The theme for the programme which was executed simultaneously by officials of organizing groups, was, "Join The Lesson For Life and take action for children affected by HIV/AIDS." Designed to involve children actively in the national fight against the pandemic, particularly in the rural communities, the event afforded the children the chance to express their views and gave useful suggestions to help curb the threats posed by the disease.
Addressing participants and teachers who attended the programme, Mrs Bernice Narty Quao, Health Education Officer of the Bawjiase programme area of Plan Ghana charged the children to re-alocate the programme by carrying the message to their parents, guardians, friends and other relations in their various towns and villages.
This, Mrs. Quao hoped would help reduce the spread of the disease in the rural areas.
She advised the children to avoid early sexual activities, no matter how great peer pressure urging them to yield to such demand would be.

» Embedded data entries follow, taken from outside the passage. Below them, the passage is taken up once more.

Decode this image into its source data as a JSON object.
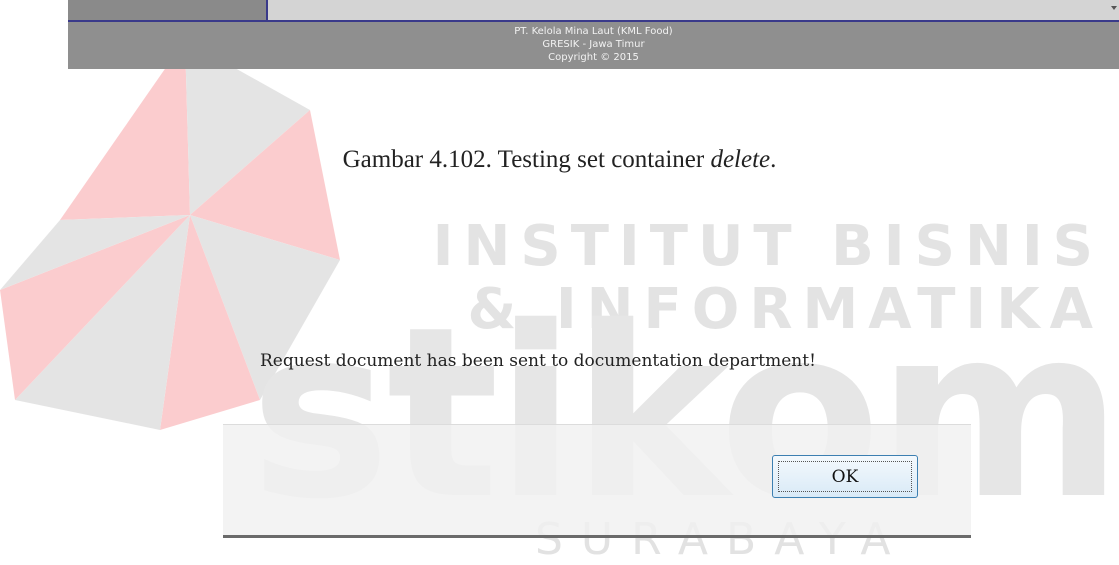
{
  "top_strip": {
    "footer_lines": [
      "PT. Kelola Mina Laut (KML Food)",
      "GRESIK - Jawa Timur",
      "Copyright © 2015"
    ]
  },
  "caption": {
    "prefix": "Gambar 4.102. Testing set container ",
    "emphasis": "delete",
    "suffix": "."
  },
  "dialog": {
    "message": "Request document has been sent to documentation department!",
    "ok_label": "OK"
  },
  "watermark": {
    "line1": "INSTITUT BISNIS",
    "line2": "& INFORMATIKA",
    "wordmark": "stikom",
    "city": "SURABAYA",
    "logo_color": "#ee1c25"
  }
}
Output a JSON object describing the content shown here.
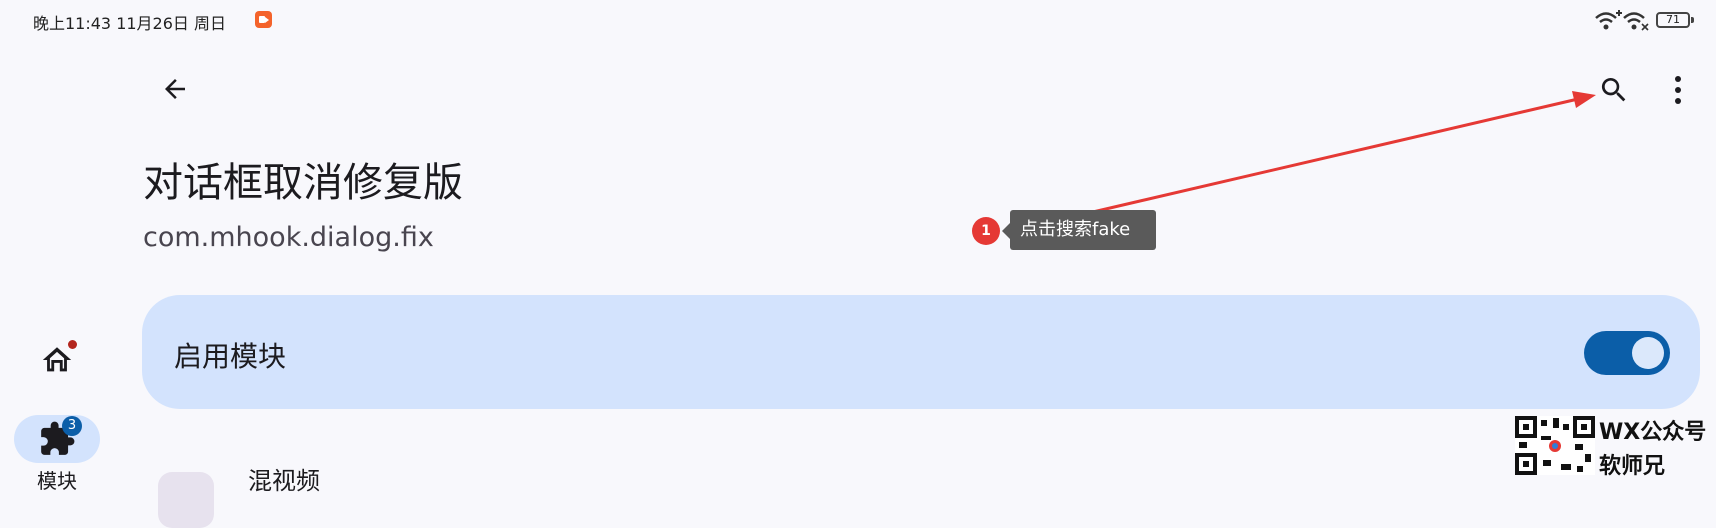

Mrs. Quao told the children that it is true that the disease is dangerous and anyone who toy's with it would eventually die. She further charged school children and teachers as well as other adults to show compassion to all AIDS victims. According to Mrs. Quao, some of the children would be selected to participate in a special HIV/AIDS quiz to be held on the disease in Accra.

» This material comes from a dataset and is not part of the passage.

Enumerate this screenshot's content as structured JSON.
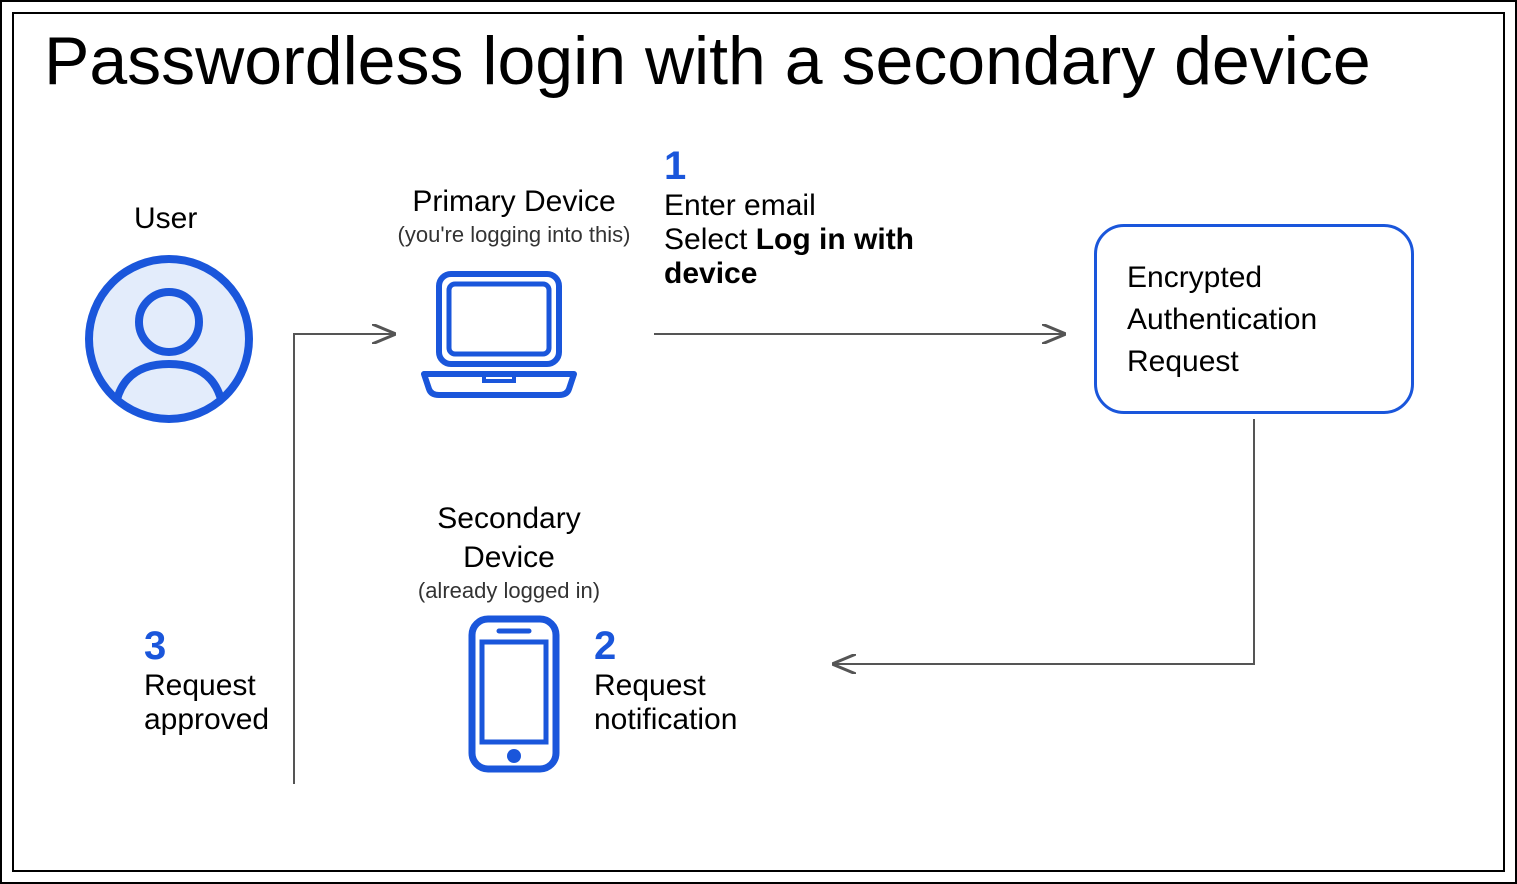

Professor Nyame said the College was in discussion with physicians from the Mayo Clinic; paediatricians from the University of Utah, both in the USA, and other medical specialist associations in Europe to further promote the Continuous Professional Development.

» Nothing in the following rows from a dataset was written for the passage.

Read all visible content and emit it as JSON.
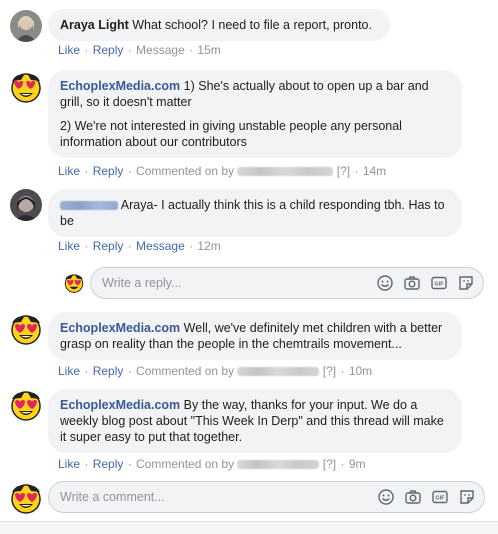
{
  "comments": [
    {
      "author": "Araya Light",
      "text": "What school? I need to file a report, pronto.",
      "like": "Like",
      "reply": "Reply",
      "extra": "Message",
      "time": "15m"
    },
    {
      "author": "EchoplexMedia.com",
      "text": "1) She's actually about to open up a bar and grill, so it doesn't matter",
      "text2": "2) We're not interested in giving unstable people any personal information about our contributors",
      "like": "Like",
      "reply": "Reply",
      "commented_on": "Commented on by",
      "hidden_tag": "[?]",
      "time": "14m"
    },
    {
      "author_hidden": true,
      "text": "Araya- I actually think this is a child responding tbh. Has to be",
      "like": "Like",
      "reply": "Reply",
      "extra": "Message",
      "time": "12m"
    },
    {
      "author": "EchoplexMedia.com",
      "text": "Well, we've definitely met children with a better grasp on reality than the people in the chemtrails movement...",
      "like": "Like",
      "reply": "Reply",
      "commented_on": "Commented on by",
      "hidden_tag": "[?]",
      "time": "10m"
    },
    {
      "author": "EchoplexMedia.com",
      "text": "By the way, thanks for your input. We do a weekly blog post about \"This Week In Derp\" and this thread will make it super easy to put that together.",
      "like": "Like",
      "reply": "Reply",
      "commented_on": "Commented on by",
      "hidden_tag": "[?]",
      "time": "9m"
    }
  ],
  "reply_box": {
    "placeholder": "Write a reply..."
  },
  "comment_box": {
    "placeholder": "Write a comment..."
  },
  "composer_icons": [
    "emoji-icon",
    "camera-icon",
    "gif-icon",
    "sticker-icon"
  ],
  "colors": {
    "link": "#4267b2",
    "author": "#385898",
    "bubble": "#f2f3f5",
    "meta": "#90949c"
  }
}
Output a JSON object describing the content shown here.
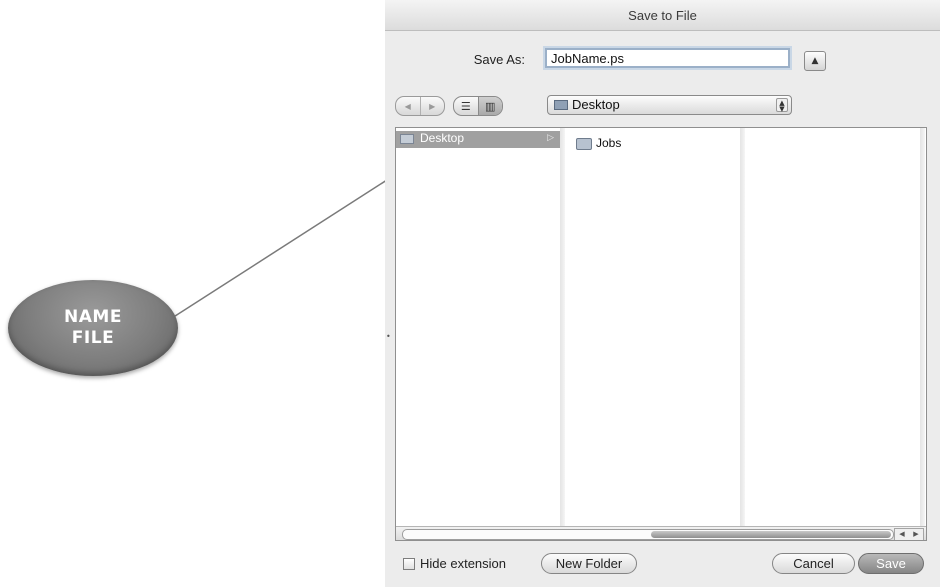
{
  "callout": {
    "text": "NAME\nFILE"
  },
  "dialog": {
    "title": "Save to File",
    "save_as_label": "Save As:",
    "filename": "JobName.ps",
    "location": "Desktop",
    "columns": {
      "col1_selected": "Desktop",
      "col2_items": [
        "Jobs"
      ]
    },
    "hide_extension_label": "Hide extension",
    "hide_extension_checked": false,
    "new_folder_label": "New Folder",
    "cancel_label": "Cancel",
    "save_label": "Save"
  },
  "icons": {
    "expand": "disclosure-triangle-icon",
    "back": "back-arrow-icon",
    "forward": "forward-arrow-icon",
    "list_view": "list-view-icon",
    "column_view": "column-view-icon",
    "desktop": "desktop-icon",
    "folder": "folder-icon"
  }
}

He said the College had also opened channels to the World Gastroenterology Organisation to get an advanced endoscopy (a kind of minor tubular surgery on the stomach through the throat) centre established in Ghana.
There are also indications of support for local postgraduate courses coming from development partners including UK Department for International Development, the Dutch Government, the United Nations Family Planning Agency and the International Organisation for Migration.
Professor Nyame said it was time to review the Ghana Health Service and Teaching Hospitals Act to bring harmony in the health system of Ghana. In a welcome address, Prof Samuel Ofosu-Amaah, President of the College, said the College was open for postgraduate courses to both Ghanaians and non-Ghanaians, and added that it was willing to pass on knowledge to improve health service delivery.
He later, in an interview, said emoluments were not the sole aim for the mass exodus of health professionals, but also other working conditions like the lack of equipment and qualified teams to work with. He called for the training of more support staff and the provision of equipment to entice young professionals to stay and work in the country.
Five hundred and sixty foundation members were admitted into the college after they took the admission of oath. 01 Dec 04